    • Mountain goats, deer and wild boars.
    • Predators such as brown bears, wildcats, Iberian lynxes.
    • Reptiles and amphibians such as the galipato, the runner toad, and the salamander.
  • Mangroves.
    • Fish of various kinds and small in size, from shallow waters.
    • Crabs and bivalves such as oysters and mussels.
    • Fishing birds, such as pelicans and albatraces.
    • Alligators and crocodiles.
    • Migratory species of birds, which go south to reproduce.

Forest types

There are numerous ways to classify forests, but taking into account the one that is most important for the study of forest animals, it is convenient to pay attention to the one proposed by the WWF (World Wildlife Fund), classifies forests into biomes:

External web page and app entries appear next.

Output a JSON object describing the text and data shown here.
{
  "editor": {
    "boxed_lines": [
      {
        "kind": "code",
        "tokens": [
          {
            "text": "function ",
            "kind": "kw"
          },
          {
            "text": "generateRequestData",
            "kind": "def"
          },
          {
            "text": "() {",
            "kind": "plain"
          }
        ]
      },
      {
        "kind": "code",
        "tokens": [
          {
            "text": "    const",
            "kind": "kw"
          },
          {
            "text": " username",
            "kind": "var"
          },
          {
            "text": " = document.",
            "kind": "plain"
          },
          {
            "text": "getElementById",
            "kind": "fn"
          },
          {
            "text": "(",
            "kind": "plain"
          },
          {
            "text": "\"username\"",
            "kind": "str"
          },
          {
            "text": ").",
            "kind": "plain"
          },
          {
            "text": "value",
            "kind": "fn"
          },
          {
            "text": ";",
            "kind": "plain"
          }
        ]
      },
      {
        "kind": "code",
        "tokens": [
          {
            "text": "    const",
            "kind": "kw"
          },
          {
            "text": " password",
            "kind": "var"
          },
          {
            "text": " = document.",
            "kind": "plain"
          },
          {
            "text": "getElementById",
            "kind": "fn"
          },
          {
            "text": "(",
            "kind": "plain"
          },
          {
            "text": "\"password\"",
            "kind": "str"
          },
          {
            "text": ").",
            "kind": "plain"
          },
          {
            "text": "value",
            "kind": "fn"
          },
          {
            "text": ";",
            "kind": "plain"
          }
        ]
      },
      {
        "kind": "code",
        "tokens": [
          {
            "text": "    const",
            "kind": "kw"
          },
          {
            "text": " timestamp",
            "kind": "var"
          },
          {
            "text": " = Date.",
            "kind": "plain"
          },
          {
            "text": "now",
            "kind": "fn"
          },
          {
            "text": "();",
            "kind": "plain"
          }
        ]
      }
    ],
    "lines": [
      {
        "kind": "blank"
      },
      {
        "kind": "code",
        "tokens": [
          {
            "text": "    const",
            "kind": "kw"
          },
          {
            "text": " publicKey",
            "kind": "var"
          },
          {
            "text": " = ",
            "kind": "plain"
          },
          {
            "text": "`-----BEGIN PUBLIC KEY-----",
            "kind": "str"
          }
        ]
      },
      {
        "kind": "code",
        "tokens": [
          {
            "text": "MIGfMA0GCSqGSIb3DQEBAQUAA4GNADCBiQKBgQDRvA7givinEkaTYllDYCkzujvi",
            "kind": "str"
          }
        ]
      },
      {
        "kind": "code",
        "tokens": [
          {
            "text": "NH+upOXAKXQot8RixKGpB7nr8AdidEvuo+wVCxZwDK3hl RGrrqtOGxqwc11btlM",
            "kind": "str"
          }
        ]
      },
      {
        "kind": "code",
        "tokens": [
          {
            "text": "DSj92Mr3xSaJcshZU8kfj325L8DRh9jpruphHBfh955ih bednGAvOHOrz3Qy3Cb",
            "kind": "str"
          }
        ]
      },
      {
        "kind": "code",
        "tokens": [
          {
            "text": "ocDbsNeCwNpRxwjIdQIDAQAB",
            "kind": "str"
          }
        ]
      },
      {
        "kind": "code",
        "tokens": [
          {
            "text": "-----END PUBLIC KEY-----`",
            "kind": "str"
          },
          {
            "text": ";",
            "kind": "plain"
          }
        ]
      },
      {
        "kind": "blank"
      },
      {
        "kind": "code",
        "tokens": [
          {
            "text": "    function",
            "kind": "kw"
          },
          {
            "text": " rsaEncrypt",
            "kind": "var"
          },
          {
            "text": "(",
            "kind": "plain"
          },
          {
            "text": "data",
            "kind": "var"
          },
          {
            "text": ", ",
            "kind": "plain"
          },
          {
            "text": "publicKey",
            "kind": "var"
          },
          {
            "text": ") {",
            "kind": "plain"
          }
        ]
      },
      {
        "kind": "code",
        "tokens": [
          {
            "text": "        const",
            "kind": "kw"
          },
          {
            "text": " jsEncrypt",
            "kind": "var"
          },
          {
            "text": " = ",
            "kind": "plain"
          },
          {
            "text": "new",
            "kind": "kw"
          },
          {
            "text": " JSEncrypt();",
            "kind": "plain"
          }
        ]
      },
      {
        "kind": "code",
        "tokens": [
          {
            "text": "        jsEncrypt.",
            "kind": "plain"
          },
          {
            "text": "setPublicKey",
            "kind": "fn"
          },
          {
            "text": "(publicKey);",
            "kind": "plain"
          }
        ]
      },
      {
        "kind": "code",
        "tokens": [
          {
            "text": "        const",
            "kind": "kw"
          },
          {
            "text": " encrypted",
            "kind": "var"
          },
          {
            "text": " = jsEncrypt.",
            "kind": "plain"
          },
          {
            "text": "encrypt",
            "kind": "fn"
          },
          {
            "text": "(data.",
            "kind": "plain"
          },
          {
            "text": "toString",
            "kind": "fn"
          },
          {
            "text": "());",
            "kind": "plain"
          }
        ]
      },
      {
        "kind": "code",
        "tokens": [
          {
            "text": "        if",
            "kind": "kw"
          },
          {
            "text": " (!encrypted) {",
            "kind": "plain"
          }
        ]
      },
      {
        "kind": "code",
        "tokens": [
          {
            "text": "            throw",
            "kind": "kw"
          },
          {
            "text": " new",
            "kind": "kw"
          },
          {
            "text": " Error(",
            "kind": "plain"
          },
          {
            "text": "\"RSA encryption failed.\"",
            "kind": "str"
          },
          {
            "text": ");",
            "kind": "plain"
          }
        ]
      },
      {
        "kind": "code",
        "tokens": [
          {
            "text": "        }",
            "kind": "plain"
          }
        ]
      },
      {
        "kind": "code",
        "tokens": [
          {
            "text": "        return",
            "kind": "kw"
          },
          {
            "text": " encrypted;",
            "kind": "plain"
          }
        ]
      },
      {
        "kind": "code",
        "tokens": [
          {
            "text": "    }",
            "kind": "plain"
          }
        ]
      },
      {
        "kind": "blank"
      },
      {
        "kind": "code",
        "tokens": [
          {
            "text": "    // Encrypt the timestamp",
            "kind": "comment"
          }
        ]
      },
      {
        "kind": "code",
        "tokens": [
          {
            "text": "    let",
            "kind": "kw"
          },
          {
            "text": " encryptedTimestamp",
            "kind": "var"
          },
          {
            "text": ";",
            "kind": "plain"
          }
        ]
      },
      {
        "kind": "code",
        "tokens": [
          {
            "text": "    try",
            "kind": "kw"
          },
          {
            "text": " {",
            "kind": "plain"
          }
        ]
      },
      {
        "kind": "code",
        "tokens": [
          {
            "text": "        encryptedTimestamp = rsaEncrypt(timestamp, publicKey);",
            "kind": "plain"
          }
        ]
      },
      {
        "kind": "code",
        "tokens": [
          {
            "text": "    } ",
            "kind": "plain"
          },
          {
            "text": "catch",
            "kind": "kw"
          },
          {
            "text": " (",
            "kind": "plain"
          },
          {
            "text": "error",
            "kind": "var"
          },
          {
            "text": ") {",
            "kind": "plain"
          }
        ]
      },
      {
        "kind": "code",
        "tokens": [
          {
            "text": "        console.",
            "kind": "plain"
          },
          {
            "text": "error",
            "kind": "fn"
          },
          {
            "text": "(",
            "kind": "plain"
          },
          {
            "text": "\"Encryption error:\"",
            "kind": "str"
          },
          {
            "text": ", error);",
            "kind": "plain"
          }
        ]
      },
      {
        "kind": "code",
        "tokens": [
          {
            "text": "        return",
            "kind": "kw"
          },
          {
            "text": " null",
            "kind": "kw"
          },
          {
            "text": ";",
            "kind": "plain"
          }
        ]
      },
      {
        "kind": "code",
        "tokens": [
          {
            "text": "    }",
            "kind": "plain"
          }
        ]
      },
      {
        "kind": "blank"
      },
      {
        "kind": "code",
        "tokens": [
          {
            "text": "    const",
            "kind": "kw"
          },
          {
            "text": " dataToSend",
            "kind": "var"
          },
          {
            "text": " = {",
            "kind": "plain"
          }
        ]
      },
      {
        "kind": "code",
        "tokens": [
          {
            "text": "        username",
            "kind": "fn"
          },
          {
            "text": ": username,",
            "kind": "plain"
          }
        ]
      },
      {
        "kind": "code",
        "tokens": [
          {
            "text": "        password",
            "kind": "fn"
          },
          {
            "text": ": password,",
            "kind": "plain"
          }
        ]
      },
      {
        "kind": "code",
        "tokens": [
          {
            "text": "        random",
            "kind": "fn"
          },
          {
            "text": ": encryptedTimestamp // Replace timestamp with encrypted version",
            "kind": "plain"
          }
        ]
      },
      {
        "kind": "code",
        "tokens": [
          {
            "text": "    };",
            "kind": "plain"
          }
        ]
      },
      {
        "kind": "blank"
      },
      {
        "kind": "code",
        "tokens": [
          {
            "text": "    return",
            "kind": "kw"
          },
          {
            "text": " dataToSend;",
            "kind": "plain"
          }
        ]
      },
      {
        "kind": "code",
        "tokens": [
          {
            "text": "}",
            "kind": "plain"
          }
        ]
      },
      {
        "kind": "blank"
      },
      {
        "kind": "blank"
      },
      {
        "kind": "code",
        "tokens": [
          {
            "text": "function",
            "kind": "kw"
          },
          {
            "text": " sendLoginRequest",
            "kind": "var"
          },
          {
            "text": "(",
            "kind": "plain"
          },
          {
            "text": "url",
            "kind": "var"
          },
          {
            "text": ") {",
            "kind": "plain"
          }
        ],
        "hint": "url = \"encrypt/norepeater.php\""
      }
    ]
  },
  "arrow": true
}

  • Tropical and subtropical humid hardwood or rainforest forests. Located in the intertropical zone, they present dense, tall and permanent tree formations, in tropical and temperate climates, with high humidity and rainfall.
  • Tropical and subtropical dry hardwood forests or dry forests. Located in tropical and subtropical latitudes, where brief and seasonal rainy climates alternate with prolonged dry climates, they present semi-dense or dense vegetation.
  • Subtropical coniferous forests or pine forests. Frequent in high and low areas of semi-humid subtropical climate, with long dry seasons and low rainfall, they present a predominance of mixed coniferous and hardwood forests.
  • Temperate hardwood and mixed forests. Typical of a temperate climate with a lot of diversity in terms of temperature and rainfall, they present the majority of angiosperms (flowering plants), generally mixing deciduous and laurifolia species.
  • Temperate coniferous forests. Of evergreen vegetation and generally in high altitude locations (such as subalpine forests), they are frequent in temperate climates, with hot summers and cold winters, and enough rain so that conifers predominate.
  • Boreal forests or Taigas. These are mostly coniferous forest formations, although with occasional presence of mixed forests, located in the areas near the polar circle, thus dealing with cold climates of mild summer and harsh winter, so the loss of humidity is very high and the species must be adapted.
  • Mediterranean forests or Durisilva. Typical as their name implies of the Mediterranean climate, these plant formations abound in trees and bushes, nourished by abundant spring rains, in a climate of dry summers, warm autumns and mild winters. They are always located on the western façade of the continents.
  • Mangroves. Vegetable agglutinations of species very resistant to salt and water, abundant in the intertidal zone or river mouths in the tropical or subtropical region of the planet. They present a great biotic and amphibian diversity.